▸ Task prompt
Exact reproduction of every entry is required.

================================

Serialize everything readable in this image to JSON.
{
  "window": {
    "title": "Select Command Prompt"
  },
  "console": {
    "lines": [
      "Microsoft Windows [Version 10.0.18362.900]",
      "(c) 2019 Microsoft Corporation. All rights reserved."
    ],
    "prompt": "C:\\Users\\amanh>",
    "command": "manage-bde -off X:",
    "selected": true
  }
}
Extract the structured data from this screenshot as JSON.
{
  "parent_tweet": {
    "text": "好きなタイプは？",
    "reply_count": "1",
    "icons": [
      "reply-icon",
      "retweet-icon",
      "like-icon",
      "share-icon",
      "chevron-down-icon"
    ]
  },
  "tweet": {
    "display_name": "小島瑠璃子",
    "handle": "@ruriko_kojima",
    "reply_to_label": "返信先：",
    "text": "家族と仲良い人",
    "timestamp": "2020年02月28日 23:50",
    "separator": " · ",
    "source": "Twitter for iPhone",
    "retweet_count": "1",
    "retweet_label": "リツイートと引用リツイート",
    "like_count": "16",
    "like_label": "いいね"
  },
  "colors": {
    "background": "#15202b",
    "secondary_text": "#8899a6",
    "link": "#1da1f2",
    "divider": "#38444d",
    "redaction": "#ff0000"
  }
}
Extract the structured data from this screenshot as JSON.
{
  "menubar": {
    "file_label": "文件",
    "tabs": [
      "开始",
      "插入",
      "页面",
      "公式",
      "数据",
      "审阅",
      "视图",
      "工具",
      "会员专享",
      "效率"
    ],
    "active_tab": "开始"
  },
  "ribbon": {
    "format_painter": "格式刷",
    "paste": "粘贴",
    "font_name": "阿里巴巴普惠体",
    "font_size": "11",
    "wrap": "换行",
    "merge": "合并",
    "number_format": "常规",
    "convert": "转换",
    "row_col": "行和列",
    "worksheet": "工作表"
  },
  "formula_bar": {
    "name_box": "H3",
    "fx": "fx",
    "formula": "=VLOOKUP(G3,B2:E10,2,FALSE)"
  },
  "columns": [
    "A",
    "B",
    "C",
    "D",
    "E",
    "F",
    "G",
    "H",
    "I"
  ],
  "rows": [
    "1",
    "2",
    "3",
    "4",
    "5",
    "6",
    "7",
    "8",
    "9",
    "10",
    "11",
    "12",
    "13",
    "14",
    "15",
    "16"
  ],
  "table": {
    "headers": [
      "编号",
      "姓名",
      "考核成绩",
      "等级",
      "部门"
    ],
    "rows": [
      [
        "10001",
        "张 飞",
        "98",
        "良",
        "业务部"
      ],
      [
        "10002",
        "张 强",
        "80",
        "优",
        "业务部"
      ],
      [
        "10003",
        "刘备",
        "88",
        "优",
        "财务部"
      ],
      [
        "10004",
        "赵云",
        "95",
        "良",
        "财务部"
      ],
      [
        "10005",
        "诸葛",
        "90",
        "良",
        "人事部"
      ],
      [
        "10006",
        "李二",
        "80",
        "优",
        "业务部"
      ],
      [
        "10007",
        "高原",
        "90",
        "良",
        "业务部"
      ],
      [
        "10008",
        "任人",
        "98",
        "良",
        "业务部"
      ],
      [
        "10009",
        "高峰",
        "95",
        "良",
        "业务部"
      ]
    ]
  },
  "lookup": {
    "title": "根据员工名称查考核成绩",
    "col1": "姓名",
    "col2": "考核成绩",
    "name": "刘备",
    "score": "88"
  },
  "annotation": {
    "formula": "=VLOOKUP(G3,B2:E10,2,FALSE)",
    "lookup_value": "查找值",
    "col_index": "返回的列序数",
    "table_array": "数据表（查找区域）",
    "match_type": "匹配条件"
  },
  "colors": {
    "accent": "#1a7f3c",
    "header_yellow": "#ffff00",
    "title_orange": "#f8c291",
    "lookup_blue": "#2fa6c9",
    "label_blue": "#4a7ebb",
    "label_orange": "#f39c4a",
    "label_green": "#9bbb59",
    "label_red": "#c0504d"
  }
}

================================

▸ Response to this task
Serialize everything readable in this image to JSON.
{
  "window": {
    "title": "Select Command Prompt"
  },
  "console": {
    "lines": [
      "Microsoft Windows [Version 10.0.18362.900]",
      "(c) 2019 Microsoft Corporation. All rights reserved."
    ],
    "prompt": "C:\\Users\\amanh>",
    "command": "manage-bde -off X:",
    "selected": true
  }
}
Extract the structured data from this screenshot as JSON.
{
  "parent_tweet": {
    "text": "好きなタイプは？",
    "reply_count": "1",
    "icons": [
      "reply-icon",
      "retweet-icon",
      "like-icon",
      "share-icon",
      "chevron-down-icon"
    ]
  },
  "tweet": {
    "display_name": "小島瑠璃子",
    "handle": "@ruriko_kojima",
    "reply_to_label": "返信先：",
    "text": "家族と仲良い人",
    "timestamp": "2020年02月28日 23:50",
    "separator": " · ",
    "source": "Twitter for iPhone",
    "retweet_count": "1",
    "retweet_label": "リツイートと引用リツイート",
    "like_count": "16",
    "like_label": "いいね"
  },
  "colors": {
    "background": "#15202b",
    "secondary_text": "#8899a6",
    "link": "#1da1f2",
    "divider": "#38444d",
    "redaction": "#ff0000"
  }
}
Extract the structured data from this screenshot as JSON.
{
  "menubar": {
    "file_label": "文件",
    "tabs": [
      "开始",
      "插入",
      "页面",
      "公式",
      "数据",
      "审阅",
      "视图",
      "工具",
      "会员专享",
      "效率"
    ],
    "active_tab": "开始"
  },
  "ribbon": {
    "format_painter": "格式刷",
    "paste": "粘贴",
    "font_name": "阿里巴巴普惠体",
    "font_size": "11",
    "wrap": "换行",
    "merge": "合并",
    "number_format": "常规",
    "convert": "转换",
    "row_col": "行和列",
    "worksheet": "工作表"
  },
  "formula_bar": {
    "name_box": "H3",
    "fx": "fx",
    "formula": "=VLOOKUP(G3,B2:E10,2,FALSE)"
  },
  "columns": [
    "A",
    "B",
    "C",
    "D",
    "E",
    "F",
    "G",
    "H",
    "I"
  ],
  "rows": [
    "1",
    "2",
    "3",
    "4",
    "5",
    "6",
    "7",
    "8",
    "9",
    "10",
    "11",
    "12",
    "13",
    "14",
    "15",
    "16"
  ],
  "table": {
    "headers": [
      "编号",
      "姓名",
      "考核成绩",
      "等级",
      "部门"
    ],
    "rows": [
      [
        "10001",
        "张 飞",
        "98",
        "良",
        "业务部"
      ],
      [
        "10002",
        "张 强",
        "80",
        "优",
        "业务部"
      ],
      [
        "10003",
        "刘备",
        "88",
        "优",
        "财务部"
      ],
      [
        "10004",
        "赵云",
        "95",
        "良",
        "财务部"
      ],
      [
        "10005",
        "诸葛",
        "90",
        "良",
        "人事部"
      ],
      [
        "10006",
        "李二",
        "80",
        "优",
        "业务部"
      ],
      [
        "10007",
        "高原",
        "90",
        "良",
        "业务部"
      ],
      [
        "10008",
        "任人",
        "98",
        "良",
        "业务部"
      ],
      [
        "10009",
        "高峰",
        "95",
        "良",
        "业务部"
      ]
    ]
  },
  "lookup": {
    "title": "根据员工名称查考核成绩",
    "col1": "姓名",
    "col2": "考核成绩",
    "name": "刘备",
    "score": "88"
  },
  "annotation": {
    "formula": "=VLOOKUP(G3,B2:E10,2,FALSE)",
    "lookup_value": "查找值",
    "col_index": "返回的列序数",
    "table_array": "数据表（查找区域）",
    "match_type": "匹配条件"
  },
  "colors": {
    "accent": "#1a7f3c",
    "header_yellow": "#ffff00",
    "title_orange": "#f8c291",
    "lookup_blue": "#2fa6c9",
    "label_blue": "#4a7ebb",
    "label_orange": "#f39c4a",
    "label_green": "#9bbb59",
    "label_red": "#c0504d"
  }
}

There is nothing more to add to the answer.